In this post, it was mentioned that you would likely not see much traffic with a recipe post when your food blog is relatively new, but as a food blogger you need to have recipes. One day you will have the authority to rank for those recipe keywords.
1. Go to Google and type your recipe in the search bar. In this example I am using chicken chow mien recipe.
2. Scroll to the bottom of the page and locate the related searches section. This section will include a number of keyword ideas for your post. These example search queries are more long tail than your initial seed keyword. Choose one of these as your target keywords.
3. Aside from the recipe schema, write your recipe posts without regard for SEO. Your main goal is to create a piece of content that serves the need of the user searching for the recipe. Focusing on SEO at this point oftentimes take away from this goal (besides, this is Minimalist SEO, we do the optimization later).
4. Publish your post and request indexing using Google Search Console.
Once the recipe has been published you can now go ahead and build up your topical authority by creating content that supports your recipe.
1. Go back to Google and again do a search for your recipe (not the long tail version).
2. Locate the People Also Ask section and write down all the questions that are relevant to your recipe.
3. Select 4-5 of these questions and create a blog post around each question
4. Publish each of these posts and request indexing using Google Search Console
By linking all these articles together you will be creating a content silo.

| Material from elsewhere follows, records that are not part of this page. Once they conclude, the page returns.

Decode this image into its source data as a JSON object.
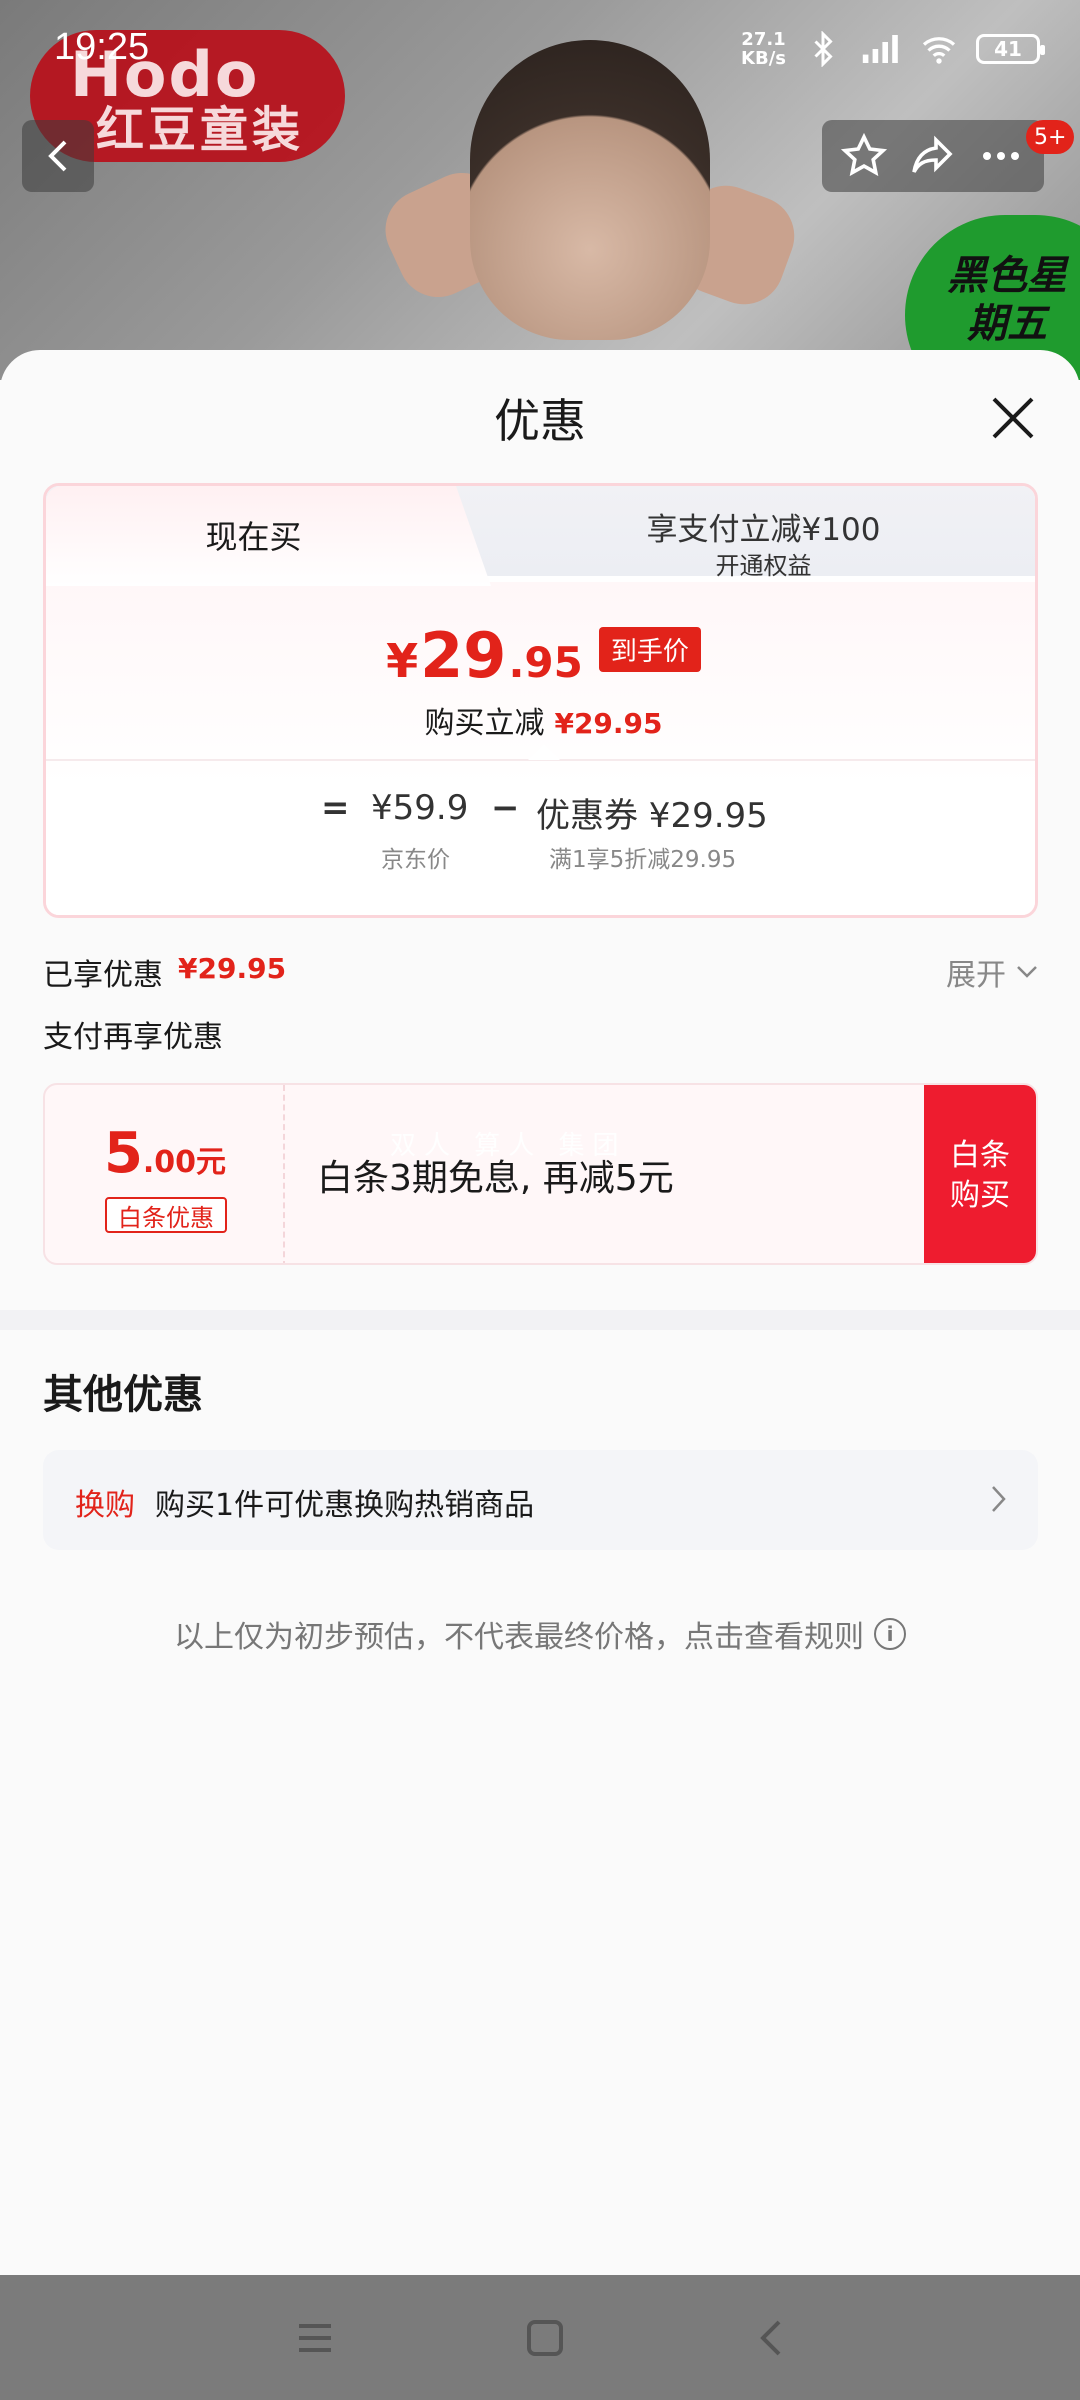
{
  "status_bar": {
    "time": "19:25",
    "net_speed_value": "27.1",
    "net_speed_unit": "KB/s",
    "battery": "41"
  },
  "background": {
    "brand_en": "Hodo",
    "brand_cn": "红豆童装",
    "promo": "黑色星期五"
  },
  "top_nav": {
    "badge": "5+"
  },
  "sheet": {
    "title": "优惠",
    "tabs": {
      "now_buy": "现在买",
      "pay_discount_title": "享支付立减¥100",
      "pay_discount_sub": "开通权益"
    },
    "price": {
      "yen": "¥",
      "integer": "29",
      "decimal": ".95",
      "tag": "到手价",
      "discount_label": "购买立减",
      "discount_amount": "¥29.95"
    },
    "formula": {
      "equals": "=",
      "jd_price": "¥59.9",
      "minus": "−",
      "coupon": "优惠券 ¥29.95",
      "jd_price_label": "京东价",
      "coupon_label": "满1享5折减29.95"
    },
    "enjoyed": {
      "label": "已享优惠",
      "amount": "¥29.95",
      "expand": "展开"
    },
    "pay_extra_label": "支付再享优惠",
    "baitiao": {
      "amount_int": "5",
      "amount_dec": ".00元",
      "tag": "白条优惠",
      "description": "白条3期免息, 再减5元",
      "watermark": "双人 算人 集团",
      "buy_button": "白条购买"
    },
    "other": {
      "title": "其他优惠",
      "swap_tag": "换购",
      "swap_text": "购买1件可优惠换购热销商品"
    },
    "disclaimer": "以上仅为初步预估，不代表最终价格，点击查看规则"
  },
  "colors": {
    "accent_red": "#e2231a",
    "buy_red": "#ee1c2f"
  }
}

This will allow your topical authority articles to support your main recipe post.
1. Within each of the topical authority articles, create a link to your main recipe post
2. Have the main recipe post link to just 1 of the topical authority pieces
3. Create internal links within the topical authority posts to each other. There will be 2 sets of links created:
4. Each post will now link to each other and you should be able to get to each post by clicking from post to post.
Once your pages have been indexed, Google Search Console will show you what keywords your content ranks for. This is why we avoided using keyword tools. Instead, we let Google determine what keywords the content should rank for.
1. Open Google Search Console and look at the Performance tab.
2. Filter by page to see the pages created in the above steps
3. Select one of the posts and then look at the queries tab
4. On this tab you will see all the keyword that your post ranks for
5. Select the most appropriate keyword to be your main target keyword
6. Go to your post and complete basic On Page SEO optimization by having the keyword in the following places:
The final step is to start sharing your content. The more traffic you get, the more likely you are to earn a link to your content. If it’s within your skillset you can start a link building outreach campaign. Based on the tactics we’ve used above, simply sharing your content at this stage will allow you to gradually climb the search results.
I recommend promoting your content in places where people are actively searching.
Once you have completed your recipe post, plus its support articles and then promoted, its time to start all over again with a new recipe.
If you keep repeating this cycle, you will see results. You may not see them right away, but you will see them – I guarantee.
SEO is a patience game, but if you set the ground work as described in this article, over time you will start to see a snowball effect of traffic and visitors to your food blog.